        • Avatar Jason Kuznicki says:


          If bmaz is right, and if the ruling is in favor of the plaintiffs, it will have been a correctly decided case. Judge Walker’s hands are clean, or at least they’re tied. I’ve been watching closely, and the defense really botched their argument. Meeting the rational basis test shouldn’t have been hard, but they totally blew it.Report

          • Avatar North says:

            @Jason Kuznicki, Seriously, their witness lineup was a joke. The only man they got on the stand flipped under cross examination for heavens sake!Report

          • Avatar Jaybird says:

            @Jason Kuznicki, here is my dilemma.

            I am totally in favor of nobody caring if two dudes want to get married. I figure it’s none of my beeswax. I figure it’s none of their beeswax. Indeed, when it comes to “them”, there are not enough bees to create the wax necessary for there to be enough beeswax for the amount that those people think is theirs.

            I digress.

            However, the government has meddled here, there, everywhere and there are a lot of things that I would have thought would have gotten people into the streets that, instead, got a “blah”.

            One would think that gay marriage would merit such a blah. It doesn’t. As a matter of fact, it totally gets a ton of people in the streets. (Ironically, it’s like immigration or taxes.)

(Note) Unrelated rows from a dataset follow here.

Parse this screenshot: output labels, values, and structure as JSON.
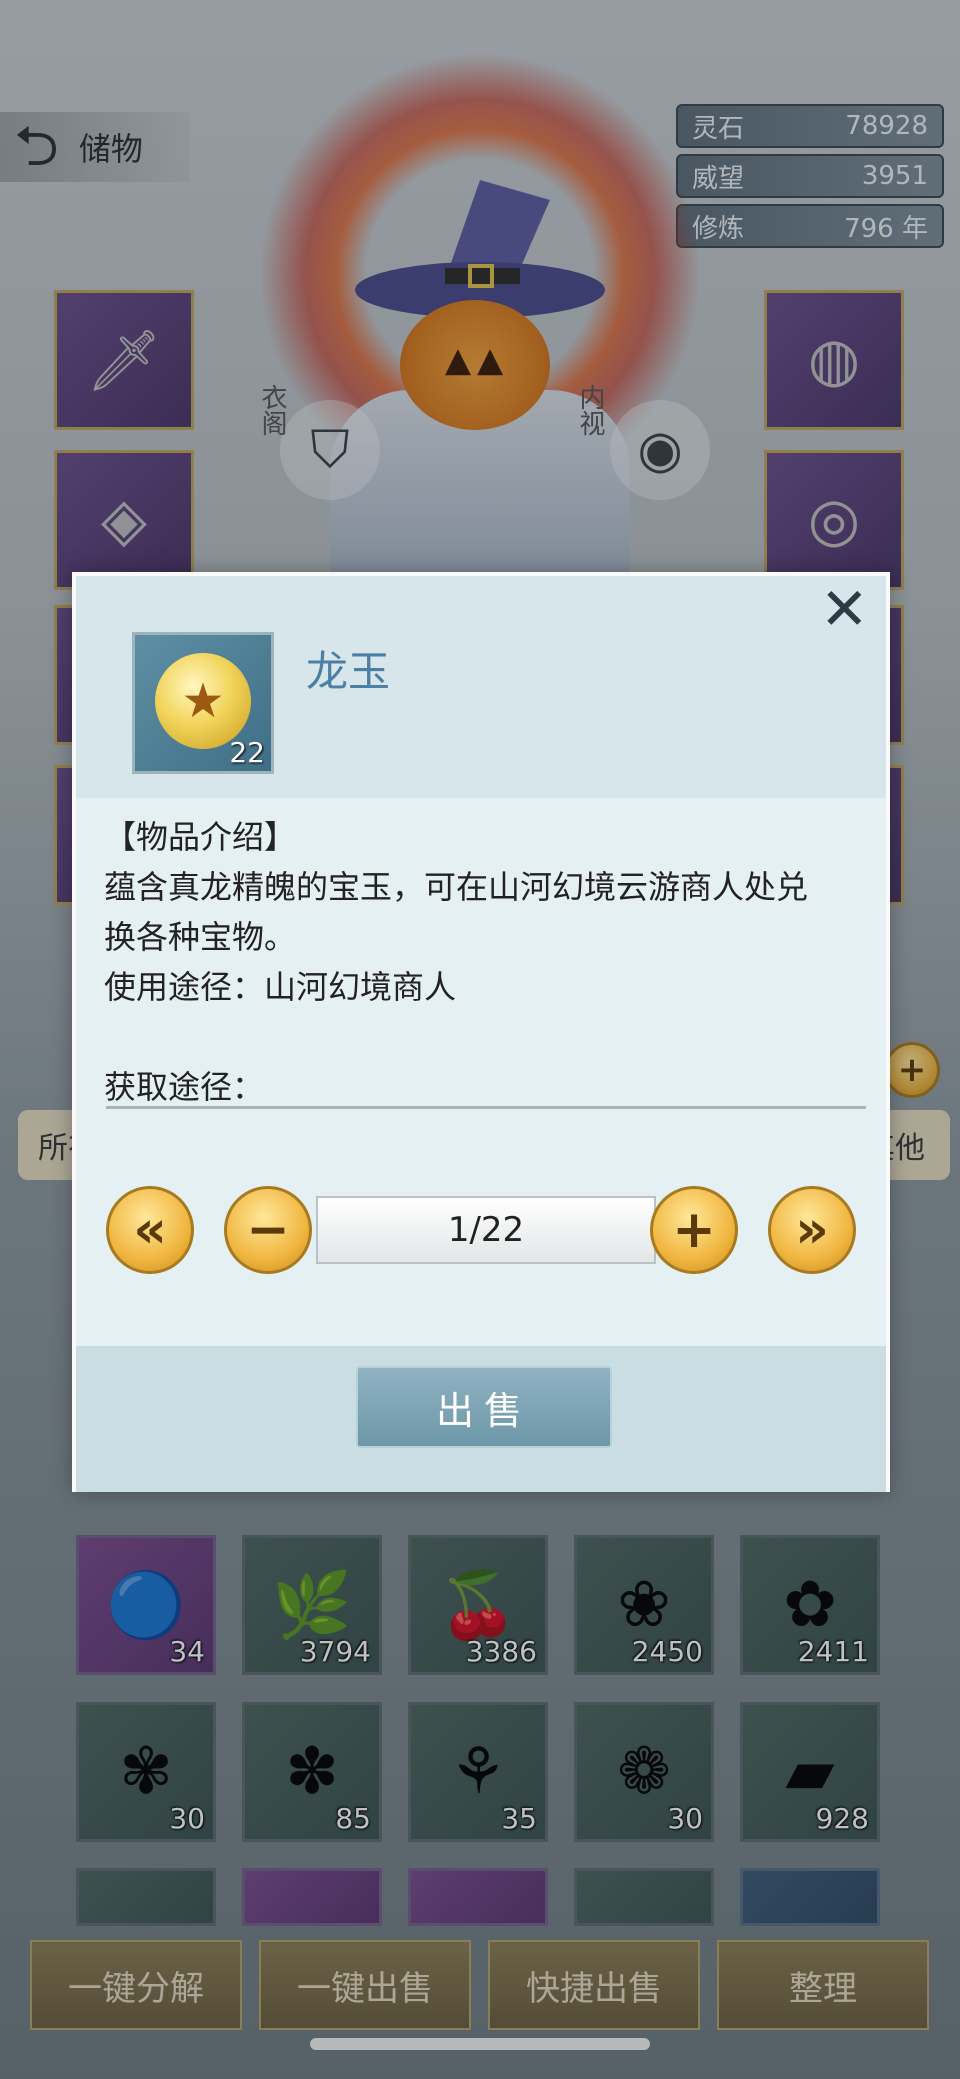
{
  "header": {
    "back_title": "储物"
  },
  "stats": [
    {
      "label": "灵石",
      "value": "78928"
    },
    {
      "label": "威望",
      "value": "3951"
    },
    {
      "label": "修炼",
      "value": "796 年"
    }
  ],
  "character": {
    "wardrobe_label": "衣阁",
    "inspect_label": "内视"
  },
  "filter_tabs": {
    "left": "所有",
    "right": "其他"
  },
  "inventory_row1": [
    {
      "count": "34",
      "icon": "blue-orb-icon"
    },
    {
      "count": "3794",
      "icon": "leaf-herb-icon"
    },
    {
      "count": "3386",
      "icon": "red-berry-icon"
    },
    {
      "count": "2450",
      "icon": "purple-flower-icon"
    },
    {
      "count": "2411",
      "icon": "pink-star-flower-icon"
    }
  ],
  "inventory_row2": [
    {
      "count": "30",
      "icon": "red-flower-icon"
    },
    {
      "count": "85",
      "icon": "white-lily-icon"
    },
    {
      "count": "35",
      "icon": "green-pod-icon"
    },
    {
      "count": "30",
      "icon": "pink-bloom-icon"
    },
    {
      "count": "928",
      "icon": "wood-block-icon"
    }
  ],
  "bottom_buttons": [
    "一键分解",
    "一键出售",
    "快捷出售",
    "整理"
  ],
  "popup": {
    "item_name": "龙玉",
    "item_count": "22",
    "intro_header": "【物品介绍】",
    "description_line1": "蕴含真龙精魄的宝玉，可在山河幻境云游商人处兑",
    "description_line2": "换各种宝物。",
    "usage": "使用途径：山河幻境商人",
    "acquire": "获取途径：",
    "quantity": "1/22",
    "sell_label": "出售"
  }
}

            I worry that we will have our first Constitutional Convention since the 21st Amendment because of this.

            I can’t think of 13 states that absolutely positively would not sign if it came to that… because I can’t think of 13 states that didn’t ban it when it came to that.Report

            • Avatar Jacob W says:

              @Jaybird, Seeing as the Iowa legislature has successfully blocked the advancement of an anti-SSM amendment for two years now, I think a prospective FMA has less fertile ground in the states than people seem to think. If all the state legislatures that are more liberal than Iowa’s stand firm, the FMA might have difficulty getting half the states, let alone three quarters.Report

            • Avatar Jaybird says:

              @Jacob W, for what it’s worth, I hope you’re right.

              I fear you are wrong.Report

  5. Avatar Jaybird says: